**What the task asks:** Give back every record verbatim, but not the pictures.

(Excerpts from an interface dataset)
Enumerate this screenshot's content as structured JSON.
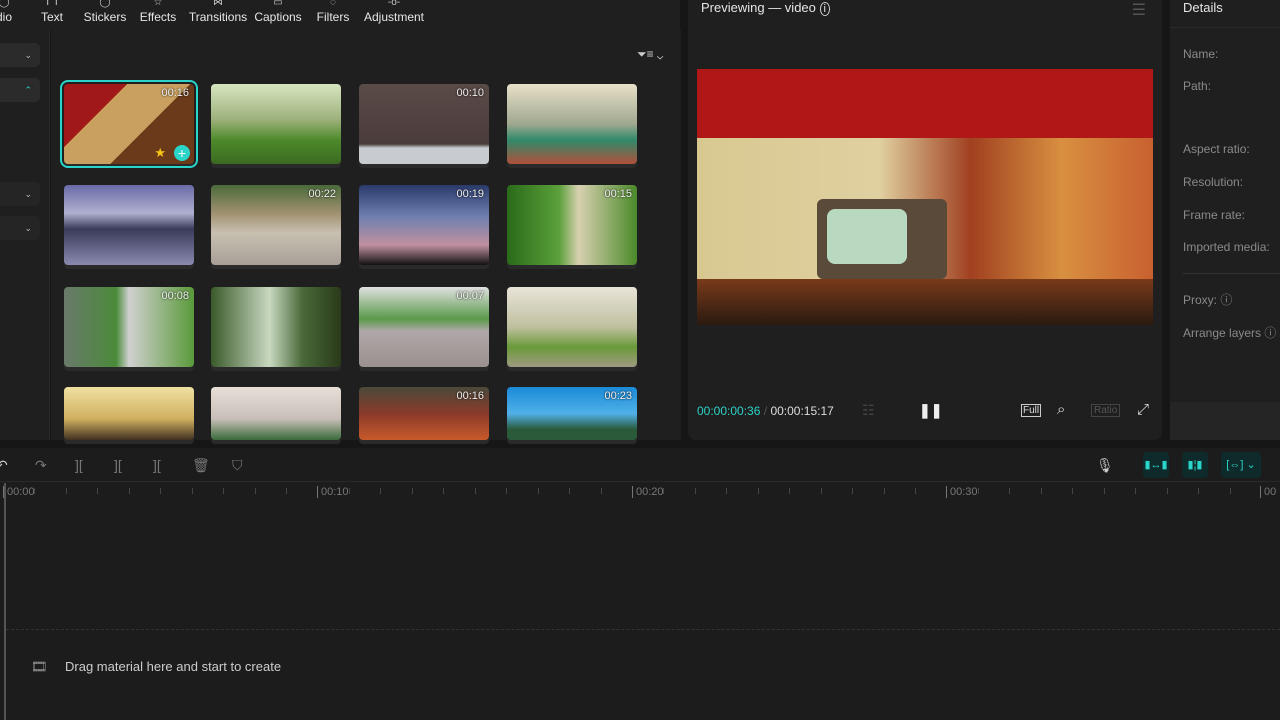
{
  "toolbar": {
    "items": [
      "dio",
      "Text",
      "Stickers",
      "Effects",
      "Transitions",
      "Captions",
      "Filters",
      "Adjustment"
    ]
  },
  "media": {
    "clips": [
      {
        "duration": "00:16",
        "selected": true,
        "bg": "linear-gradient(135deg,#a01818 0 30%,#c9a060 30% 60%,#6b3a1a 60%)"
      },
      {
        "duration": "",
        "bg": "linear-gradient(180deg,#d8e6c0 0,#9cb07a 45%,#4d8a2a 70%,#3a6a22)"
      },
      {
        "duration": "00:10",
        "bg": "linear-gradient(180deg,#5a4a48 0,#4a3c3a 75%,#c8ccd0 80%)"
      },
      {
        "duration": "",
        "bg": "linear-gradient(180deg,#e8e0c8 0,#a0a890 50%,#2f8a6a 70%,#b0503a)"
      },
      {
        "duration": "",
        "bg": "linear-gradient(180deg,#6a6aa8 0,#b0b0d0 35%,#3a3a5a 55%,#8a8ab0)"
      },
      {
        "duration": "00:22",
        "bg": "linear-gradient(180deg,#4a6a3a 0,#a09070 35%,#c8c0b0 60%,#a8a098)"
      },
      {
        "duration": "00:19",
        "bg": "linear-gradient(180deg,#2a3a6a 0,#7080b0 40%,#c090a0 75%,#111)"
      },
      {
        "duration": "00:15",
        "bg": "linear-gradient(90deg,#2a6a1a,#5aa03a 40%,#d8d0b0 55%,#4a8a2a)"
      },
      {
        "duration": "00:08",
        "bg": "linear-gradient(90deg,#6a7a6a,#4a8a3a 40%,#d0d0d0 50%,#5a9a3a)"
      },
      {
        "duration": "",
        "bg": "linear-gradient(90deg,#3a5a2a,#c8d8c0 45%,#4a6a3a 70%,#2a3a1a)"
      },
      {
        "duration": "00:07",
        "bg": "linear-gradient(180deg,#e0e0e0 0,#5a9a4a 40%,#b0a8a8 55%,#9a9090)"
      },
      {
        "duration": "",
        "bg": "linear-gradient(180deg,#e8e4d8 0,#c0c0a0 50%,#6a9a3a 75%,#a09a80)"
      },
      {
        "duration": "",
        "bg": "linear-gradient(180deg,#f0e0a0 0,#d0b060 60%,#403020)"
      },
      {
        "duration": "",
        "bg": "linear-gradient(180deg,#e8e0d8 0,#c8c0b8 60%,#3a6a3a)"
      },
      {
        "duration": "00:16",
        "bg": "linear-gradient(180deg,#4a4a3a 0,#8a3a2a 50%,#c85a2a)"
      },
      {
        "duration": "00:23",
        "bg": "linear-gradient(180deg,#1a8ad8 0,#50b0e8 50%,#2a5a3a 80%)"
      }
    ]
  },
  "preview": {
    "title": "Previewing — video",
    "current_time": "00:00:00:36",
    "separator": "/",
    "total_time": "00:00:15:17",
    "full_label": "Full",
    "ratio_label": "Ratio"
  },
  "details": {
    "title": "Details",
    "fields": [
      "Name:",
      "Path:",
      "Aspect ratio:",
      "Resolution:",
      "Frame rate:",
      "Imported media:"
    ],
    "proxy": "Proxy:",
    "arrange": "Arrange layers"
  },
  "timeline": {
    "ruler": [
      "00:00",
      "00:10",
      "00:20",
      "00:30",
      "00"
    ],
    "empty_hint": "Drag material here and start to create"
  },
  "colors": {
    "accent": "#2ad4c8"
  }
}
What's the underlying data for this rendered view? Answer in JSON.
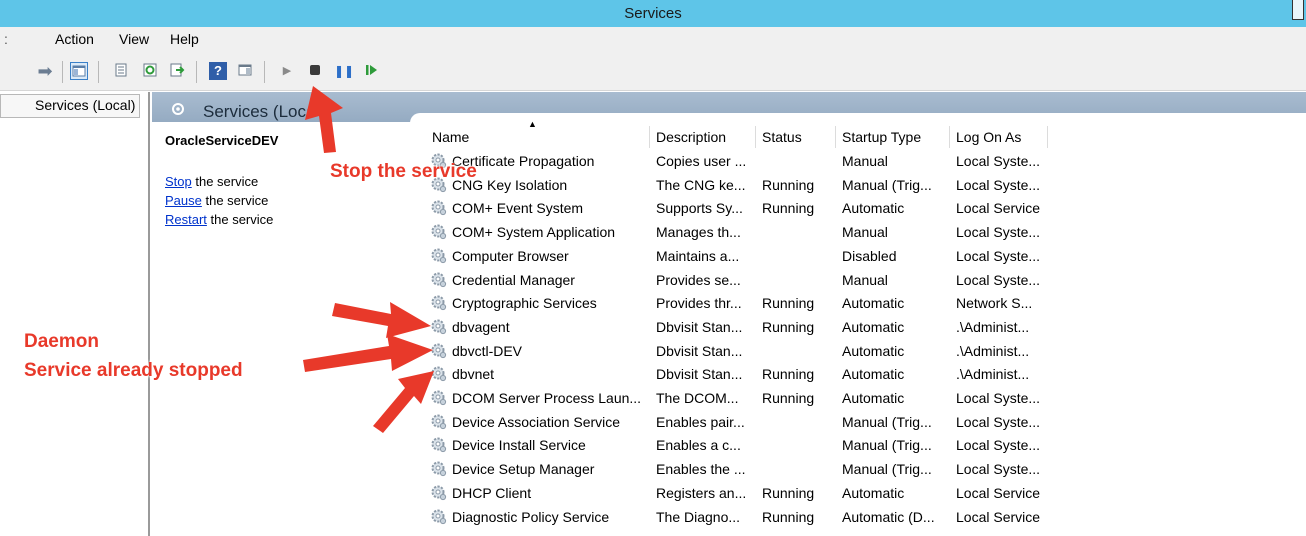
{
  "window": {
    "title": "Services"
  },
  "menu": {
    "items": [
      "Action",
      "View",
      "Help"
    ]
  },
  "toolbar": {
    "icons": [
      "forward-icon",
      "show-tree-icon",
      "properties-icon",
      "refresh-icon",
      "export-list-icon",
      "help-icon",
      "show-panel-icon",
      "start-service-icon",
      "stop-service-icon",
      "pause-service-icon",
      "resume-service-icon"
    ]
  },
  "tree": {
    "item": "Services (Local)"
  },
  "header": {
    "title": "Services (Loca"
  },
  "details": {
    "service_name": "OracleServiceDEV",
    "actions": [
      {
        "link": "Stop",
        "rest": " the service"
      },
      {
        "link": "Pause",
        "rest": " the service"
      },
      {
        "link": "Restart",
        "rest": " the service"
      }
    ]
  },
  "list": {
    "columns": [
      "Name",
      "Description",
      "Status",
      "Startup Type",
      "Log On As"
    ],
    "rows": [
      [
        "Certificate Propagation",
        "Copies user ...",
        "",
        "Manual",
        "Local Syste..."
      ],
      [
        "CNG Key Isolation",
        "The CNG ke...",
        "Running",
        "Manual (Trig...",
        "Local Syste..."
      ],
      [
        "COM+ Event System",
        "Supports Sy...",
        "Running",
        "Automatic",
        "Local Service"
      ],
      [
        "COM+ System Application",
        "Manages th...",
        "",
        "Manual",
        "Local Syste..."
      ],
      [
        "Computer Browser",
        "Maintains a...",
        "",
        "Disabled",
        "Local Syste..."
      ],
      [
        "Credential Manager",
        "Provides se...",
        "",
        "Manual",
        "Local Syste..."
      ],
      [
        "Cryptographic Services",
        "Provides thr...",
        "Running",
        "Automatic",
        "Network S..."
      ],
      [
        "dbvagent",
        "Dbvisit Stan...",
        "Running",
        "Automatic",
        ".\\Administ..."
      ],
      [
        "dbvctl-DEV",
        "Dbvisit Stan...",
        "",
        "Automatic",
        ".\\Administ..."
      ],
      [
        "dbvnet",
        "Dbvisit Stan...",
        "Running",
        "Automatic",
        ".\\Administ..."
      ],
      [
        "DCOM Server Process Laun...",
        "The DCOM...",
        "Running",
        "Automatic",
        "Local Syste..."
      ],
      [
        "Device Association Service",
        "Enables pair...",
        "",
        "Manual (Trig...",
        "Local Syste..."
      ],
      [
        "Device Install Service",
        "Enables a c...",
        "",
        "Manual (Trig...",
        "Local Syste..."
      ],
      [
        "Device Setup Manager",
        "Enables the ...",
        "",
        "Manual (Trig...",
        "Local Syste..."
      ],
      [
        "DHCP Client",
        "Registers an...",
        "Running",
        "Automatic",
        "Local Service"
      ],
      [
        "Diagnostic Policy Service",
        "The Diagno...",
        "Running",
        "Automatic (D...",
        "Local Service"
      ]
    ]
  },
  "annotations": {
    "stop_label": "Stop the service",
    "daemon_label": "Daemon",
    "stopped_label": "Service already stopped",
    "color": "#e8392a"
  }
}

**Exercise answer:**
Enumerate this screenshot's content as structured JSON.
{
  "toolbar": {
    "items": [
      "dio",
      "Text",
      "Stickers",
      "Effects",
      "Transitions",
      "Captions",
      "Filters",
      "Adjustment"
    ]
  },
  "media": {
    "clips": [
      {
        "duration": "00:16",
        "selected": true,
        "bg": "linear-gradient(135deg,#a01818 0 30%,#c9a060 30% 60%,#6b3a1a 60%)"
      },
      {
        "duration": "",
        "bg": "linear-gradient(180deg,#d8e6c0 0,#9cb07a 45%,#4d8a2a 70%,#3a6a22)"
      },
      {
        "duration": "00:10",
        "bg": "linear-gradient(180deg,#5a4a48 0,#4a3c3a 75%,#c8ccd0 80%)"
      },
      {
        "duration": "",
        "bg": "linear-gradient(180deg,#e8e0c8 0,#a0a890 50%,#2f8a6a 70%,#b0503a)"
      },
      {
        "duration": "",
        "bg": "linear-gradient(180deg,#6a6aa8 0,#b0b0d0 35%,#3a3a5a 55%,#8a8ab0)"
      },
      {
        "duration": "00:22",
        "bg": "linear-gradient(180deg,#4a6a3a 0,#a09070 35%,#c8c0b0 60%,#a8a098)"
      },
      {
        "duration": "00:19",
        "bg": "linear-gradient(180deg,#2a3a6a 0,#7080b0 40%,#c090a0 75%,#111)"
      },
      {
        "duration": "00:15",
        "bg": "linear-gradient(90deg,#2a6a1a,#5aa03a 40%,#d8d0b0 55%,#4a8a2a)"
      },
      {
        "duration": "00:08",
        "bg": "linear-gradient(90deg,#6a7a6a,#4a8a3a 40%,#d0d0d0 50%,#5a9a3a)"
      },
      {
        "duration": "",
        "bg": "linear-gradient(90deg,#3a5a2a,#c8d8c0 45%,#4a6a3a 70%,#2a3a1a)"
      },
      {
        "duration": "00:07",
        "bg": "linear-gradient(180deg,#e0e0e0 0,#5a9a4a 40%,#b0a8a8 55%,#9a9090)"
      },
      {
        "duration": "",
        "bg": "linear-gradient(180deg,#e8e4d8 0,#c0c0a0 50%,#6a9a3a 75%,#a09a80)"
      },
      {
        "duration": "",
        "bg": "linear-gradient(180deg,#f0e0a0 0,#d0b060 60%,#403020)"
      },
      {
        "duration": "",
        "bg": "linear-gradient(180deg,#e8e0d8 0,#c8c0b8 60%,#3a6a3a)"
      },
      {
        "duration": "00:16",
        "bg": "linear-gradient(180deg,#4a4a3a 0,#8a3a2a 50%,#c85a2a)"
      },
      {
        "duration": "00:23",
        "bg": "linear-gradient(180deg,#1a8ad8 0,#50b0e8 50%,#2a5a3a 80%)"
      }
    ]
  },
  "preview": {
    "title": "Previewing — video",
    "current_time": "00:00:00:36",
    "separator": "/",
    "total_time": "00:00:15:17",
    "full_label": "Full",
    "ratio_label": "Ratio"
  },
  "details": {
    "title": "Details",
    "fields": [
      "Name:",
      "Path:",
      "Aspect ratio:",
      "Resolution:",
      "Frame rate:",
      "Imported media:"
    ],
    "proxy": "Proxy:",
    "arrange": "Arrange layers"
  },
  "timeline": {
    "ruler": [
      "00:00",
      "00:10",
      "00:20",
      "00:30",
      "00"
    ],
    "empty_hint": "Drag material here and start to create"
  },
  "colors": {
    "accent": "#2ad4c8"
  }
}
What's the underlying data for this rendered view? Answer in JSON.
{
  "window": {
    "title": "Services"
  },
  "menu": {
    "items": [
      "Action",
      "View",
      "Help"
    ]
  },
  "toolbar": {
    "icons": [
      "forward-icon",
      "show-tree-icon",
      "properties-icon",
      "refresh-icon",
      "export-list-icon",
      "help-icon",
      "show-panel-icon",
      "start-service-icon",
      "stop-service-icon",
      "pause-service-icon",
      "resume-service-icon"
    ]
  },
  "tree": {
    "item": "Services (Local)"
  },
  "header": {
    "title": "Services (Loca"
  },
  "details": {
    "service_name": "OracleServiceDEV",
    "actions": [
      {
        "link": "Stop",
        "rest": " the service"
      },
      {
        "link": "Pause",
        "rest": " the service"
      },
      {
        "link": "Restart",
        "rest": " the service"
      }
    ]
  },
  "list": {
    "columns": [
      "Name",
      "Description",
      "Status",
      "Startup Type",
      "Log On As"
    ],
    "rows": [
      [
        "Certificate Propagation",
        "Copies user ...",
        "",
        "Manual",
        "Local Syste..."
      ],
      [
        "CNG Key Isolation",
        "The CNG ke...",
        "Running",
        "Manual (Trig...",
        "Local Syste..."
      ],
      [
        "COM+ Event System",
        "Supports Sy...",
        "Running",
        "Automatic",
        "Local Service"
      ],
      [
        "COM+ System Application",
        "Manages th...",
        "",
        "Manual",
        "Local Syste..."
      ],
      [
        "Computer Browser",
        "Maintains a...",
        "",
        "Disabled",
        "Local Syste..."
      ],
      [
        "Credential Manager",
        "Provides se...",
        "",
        "Manual",
        "Local Syste..."
      ],
      [
        "Cryptographic Services",
        "Provides thr...",
        "Running",
        "Automatic",
        "Network S..."
      ],
      [
        "dbvagent",
        "Dbvisit Stan...",
        "Running",
        "Automatic",
        ".\\Administ..."
      ],
      [
        "dbvctl-DEV",
        "Dbvisit Stan...",
        "",
        "Automatic",
        ".\\Administ..."
      ],
      [
        "dbvnet",
        "Dbvisit Stan...",
        "Running",
        "Automatic",
        ".\\Administ..."
      ],
      [
        "DCOM Server Process Laun...",
        "The DCOM...",
        "Running",
        "Automatic",
        "Local Syste..."
      ],
      [
        "Device Association Service",
        "Enables pair...",
        "",
        "Manual (Trig...",
        "Local Syste..."
      ],
      [
        "Device Install Service",
        "Enables a c...",
        "",
        "Manual (Trig...",
        "Local Syste..."
      ],
      [
        "Device Setup Manager",
        "Enables the ...",
        "",
        "Manual (Trig...",
        "Local Syste..."
      ],
      [
        "DHCP Client",
        "Registers an...",
        "Running",
        "Automatic",
        "Local Service"
      ],
      [
        "Diagnostic Policy Service",
        "The Diagno...",
        "Running",
        "Automatic (D...",
        "Local Service"
      ]
    ]
  },
  "annotations": {
    "stop_label": "Stop the service",
    "daemon_label": "Daemon",
    "stopped_label": "Service already stopped",
    "color": "#e8392a"
  }
}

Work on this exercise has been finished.